From a language arts standpoint, it’s extraordinary – and deeply moving – to watch students develop an understanding for sometimes archaic language and an empathy for their characters. A little translation may be involved: “Imagine a bunch of high school boys, showing off and proving how tough they are,” goes the direction for Benvolio, Tybalt and Mercutio.

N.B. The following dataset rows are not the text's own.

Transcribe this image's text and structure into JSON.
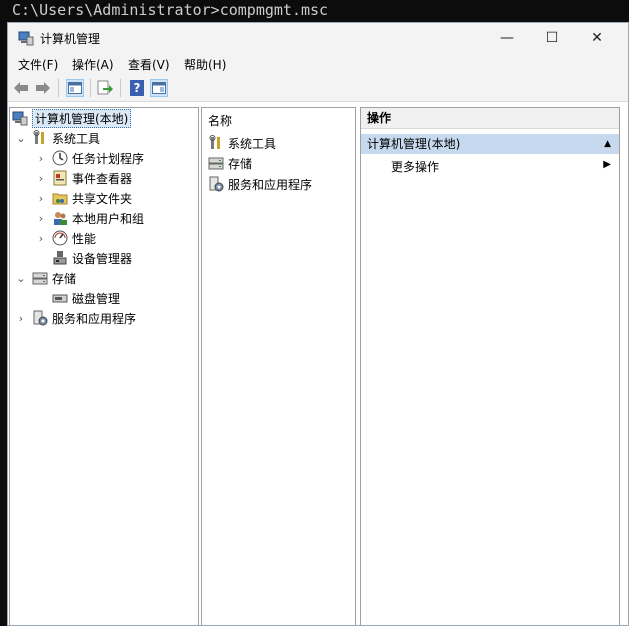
{
  "console": {
    "command": "C:\\Users\\Administrator>compmgmt.msc"
  },
  "window": {
    "title": "计算机管理",
    "controls": {
      "minimize": "—",
      "maximize": "☐",
      "close": "✕"
    }
  },
  "menu": [
    "文件(F)",
    "操作(A)",
    "查看(V)",
    "帮助(H)"
  ],
  "toolbar_icons": [
    "back-arrow-icon",
    "forward-arrow-icon",
    "show-hide-console-tree-icon",
    "export-list-icon",
    "help-icon",
    "action-pane-icon"
  ],
  "tree": {
    "root": "计算机管理(本地)",
    "items": [
      {
        "label": "系统工具",
        "icon": "tools-icon",
        "expanded": true
      },
      {
        "label": "任务计划程序",
        "icon": "clock-icon"
      },
      {
        "label": "事件查看器",
        "icon": "event-viewer-icon"
      },
      {
        "label": "共享文件夹",
        "icon": "shared-folder-icon"
      },
      {
        "label": "本地用户和组",
        "icon": "users-icon"
      },
      {
        "label": "性能",
        "icon": "performance-icon"
      },
      {
        "label": "设备管理器",
        "icon": "device-manager-icon"
      },
      {
        "label": "存储",
        "icon": "storage-icon",
        "expanded": true
      },
      {
        "label": "磁盘管理",
        "icon": "disk-icon"
      },
      {
        "label": "服务和应用程序",
        "icon": "services-icon"
      }
    ]
  },
  "list": {
    "header": "名称",
    "rows": [
      "系统工具",
      "存储",
      "服务和应用程序"
    ]
  },
  "actions": {
    "header": "操作",
    "section": "计算机管理(本地)",
    "more": "更多操作"
  },
  "colors": {
    "accent": "#c6d9ee",
    "selection": "#dbe8f5"
  }
}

For Romeo: “He was one of those tough guys, but now that he’s met Juliet, he’s all peace and love and rainbows and butterflies.” Students who could barely raise their voices above a whisper astound with the rage, romance and comedy they are able to muster.

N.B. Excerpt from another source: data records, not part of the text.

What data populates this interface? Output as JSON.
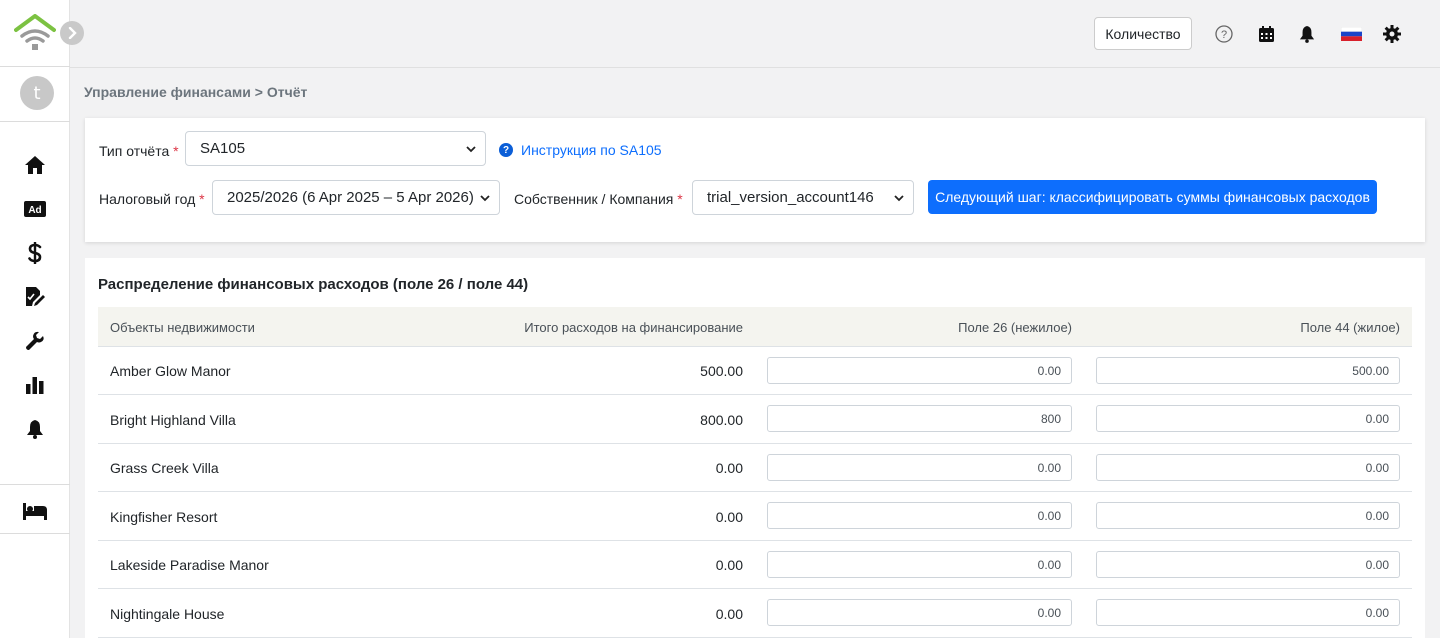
{
  "app": {
    "avatar_letter": "t",
    "brand_color": "#7cc242",
    "accent_color": "#0d6efd"
  },
  "sidebar": {
    "items": [
      {
        "icon": "home-icon"
      },
      {
        "icon": "ad-icon",
        "label": "Ad"
      },
      {
        "icon": "dollar-icon"
      },
      {
        "icon": "document-edit-icon"
      },
      {
        "icon": "wrench-icon"
      },
      {
        "icon": "bar-chart-icon"
      },
      {
        "icon": "bell-icon"
      },
      {
        "icon": "bed-icon"
      }
    ]
  },
  "topbar": {
    "quantity_button": "Количество",
    "icons": [
      "help-icon",
      "calendar-icon",
      "notification-bell-icon",
      "russian-flag-icon",
      "settings-gear-icon"
    ]
  },
  "breadcrumb": "Управление финансами > Отчёт",
  "form": {
    "report_type_label": "Тип отчёта",
    "report_type_value": "SA105",
    "help_link": "Инструкция по SA105",
    "tax_year_label": "Налоговый год",
    "tax_year_value": "2025/2026 (6 Apr 2025 – 5 Apr 2026)",
    "owner_label": "Собственник / Компания",
    "owner_value": "trial_version_account146",
    "required_mark": "*",
    "next_button": "Следующий шаг: классифицировать суммы финансовых расходов"
  },
  "table": {
    "title": "Распределение финансовых расходов (поле 26 / поле 44)",
    "columns": [
      "Объекты недвижимости",
      "Итого расходов на финансирование",
      "Поле 26 (нежилое)",
      "Поле 44 (жилое)"
    ],
    "rows": [
      {
        "property": "Amber Glow Manor",
        "total": "500.00",
        "box26": "0.00",
        "box44": "500.00"
      },
      {
        "property": "Bright Highland Villa",
        "total": "800.00",
        "box26": "800",
        "box44": "0.00"
      },
      {
        "property": "Grass Creek Villa",
        "total": "0.00",
        "box26": "0.00",
        "box44": "0.00"
      },
      {
        "property": "Kingfisher Resort",
        "total": "0.00",
        "box26": "0.00",
        "box44": "0.00"
      },
      {
        "property": "Lakeside Paradise Manor",
        "total": "0.00",
        "box26": "0.00",
        "box44": "0.00"
      },
      {
        "property": "Nightingale House",
        "total": "0.00",
        "box26": "0.00",
        "box44": "0.00"
      }
    ]
  }
}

A student wearing an elaborate costume made of leaves and branches smiles during the DPS Shakespeare Festival parade

DPS Shakespeare Festival, 2023

On the day of the festival, after checking out performances from other schools in tents spread across the lawn, the Polaris cast, made up of fourth- and fifth-graders, spontaneously decided to squeeze in one more rehearsal in front of the Bonfils Complex – or was it guerrilla theater?

“When Romeo and Mercutio fight, should I step aside or join the fight?” asked fourth-grader Laurie Marquette.

“What do you think your character would do?” Kielmeyer responded.

By 11:51am, students proclaimed their starvation and settled in to eat home-packed lunches and check out DCPA Cabaret’s Improvised Shakespeare Company®, which pulled a slyly smiling fourth-grader, Will Blood, onstage with them for a word additive improv game. By 12:30, they were settled in to view DCPA Education’s Shakespeare in the Parking Lot, whose interpretation of A Midsummer Night’s Dream was set among the staff of Every Mother’s Son Auto company.

At 2:07pm an excited crew of performers took the stage in the lobby adjoining the Wolf Theatre, as their parents and others filled in the audience. It was the culmination of all their work, if not the only performance – students would bring their work back to Polaris two weeks later for the school’s For the Love of the Arts event. In keeping with the ’80s high school theme, slap fights replaced swordplay. Wayfarer sunglasses were flipped for dramatic effect, and Romeo entered the balcony scene with a boombox on his shoulders.

A group of students wearing Elizabethan style costumes perform during the DPS Shakespeare Festival

DPS Shakespeare Festival, 2023

For fifth-grader Leo Lane – one of the school’s three Romeos –  it was his second and final performance in the Polaris group, although he was hoping to continue in middle school. ”I thought his plays had very interesting stories, and I just thought that it would be a good experience,” Leo said a few days later. “I’ve taken the time to memorize my lines, and I’ve put thought into my costume, so that they will work with our scene.

“I’ve been able to learn more about Shakespeare and I’ve been able to improve my acting skills, and I’ve been able to socialize with people that also have the same interests,” he continued.

Eight days before the festival, the Polaris students had come together for their final scheduled rehearsal. After all these months and fully off-book, the cast was able to drill down into character and pronunciation. They raised hands in the air, signaling to those onstage to project more. Romeos and Juliets hid their faces behind their hands to disguise the fact that 10- and 11-year-olds don’t care to kiss privately or publicly.

“I do not bite my thumb at you, sir, but I bite my thumb, sir,” said fourth-grader Emanuel Martel, full of mischief and bravado as Sampson, whom he described as “a teenager, one of those guys who thinks he rules the world, thinks he’s the most popular person and tries to be that. He has some good qualities. He believes in himself a lot, I think. Sometimes he might believe in himself too much.”

Martel loved his time in rehearsal and onstage. “I know how to better express myself. I have a lot more confidence,” he said.

“It just sounded fun and I signed up and I loved it. Everybody is putting their heart into the play, and we’re making something awesome.”